Please count the lines in the data below that hold the word "HTTP", and give only the number.

-------

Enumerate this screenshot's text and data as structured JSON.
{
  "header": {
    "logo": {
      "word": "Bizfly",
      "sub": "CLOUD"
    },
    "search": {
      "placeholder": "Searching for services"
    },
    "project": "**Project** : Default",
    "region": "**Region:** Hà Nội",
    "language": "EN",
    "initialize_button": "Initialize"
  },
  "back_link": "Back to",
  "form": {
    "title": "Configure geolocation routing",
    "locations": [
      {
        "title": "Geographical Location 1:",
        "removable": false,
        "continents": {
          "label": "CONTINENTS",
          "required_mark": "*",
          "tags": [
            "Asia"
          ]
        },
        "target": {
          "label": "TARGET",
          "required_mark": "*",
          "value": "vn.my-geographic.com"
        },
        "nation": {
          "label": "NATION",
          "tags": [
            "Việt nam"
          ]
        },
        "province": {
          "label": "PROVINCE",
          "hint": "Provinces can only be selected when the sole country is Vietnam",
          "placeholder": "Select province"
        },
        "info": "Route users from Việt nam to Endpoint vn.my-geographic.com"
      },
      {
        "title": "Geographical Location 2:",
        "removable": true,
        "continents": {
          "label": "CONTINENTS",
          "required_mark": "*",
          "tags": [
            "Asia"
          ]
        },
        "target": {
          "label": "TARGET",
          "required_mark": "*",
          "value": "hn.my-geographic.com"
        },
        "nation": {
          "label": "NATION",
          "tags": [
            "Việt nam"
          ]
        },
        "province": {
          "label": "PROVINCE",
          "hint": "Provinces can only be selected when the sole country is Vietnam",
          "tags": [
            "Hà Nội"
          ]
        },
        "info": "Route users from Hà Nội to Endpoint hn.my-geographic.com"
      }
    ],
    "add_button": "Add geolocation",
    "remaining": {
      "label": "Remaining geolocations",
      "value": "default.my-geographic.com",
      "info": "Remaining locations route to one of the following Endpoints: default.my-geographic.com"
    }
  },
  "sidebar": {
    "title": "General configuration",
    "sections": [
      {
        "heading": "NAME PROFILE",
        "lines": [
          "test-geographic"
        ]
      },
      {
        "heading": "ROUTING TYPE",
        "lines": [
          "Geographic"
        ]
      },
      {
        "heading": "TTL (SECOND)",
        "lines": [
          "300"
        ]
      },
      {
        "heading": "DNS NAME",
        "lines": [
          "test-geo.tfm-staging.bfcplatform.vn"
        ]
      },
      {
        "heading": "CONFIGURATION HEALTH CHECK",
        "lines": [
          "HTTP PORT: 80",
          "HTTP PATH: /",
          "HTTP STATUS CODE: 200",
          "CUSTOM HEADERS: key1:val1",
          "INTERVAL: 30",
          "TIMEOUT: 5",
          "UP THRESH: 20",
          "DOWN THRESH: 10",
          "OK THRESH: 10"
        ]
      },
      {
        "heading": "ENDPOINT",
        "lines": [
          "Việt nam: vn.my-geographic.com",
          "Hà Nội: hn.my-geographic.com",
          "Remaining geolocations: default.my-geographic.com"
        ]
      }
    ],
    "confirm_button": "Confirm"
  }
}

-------

→ Solution to the problem:
3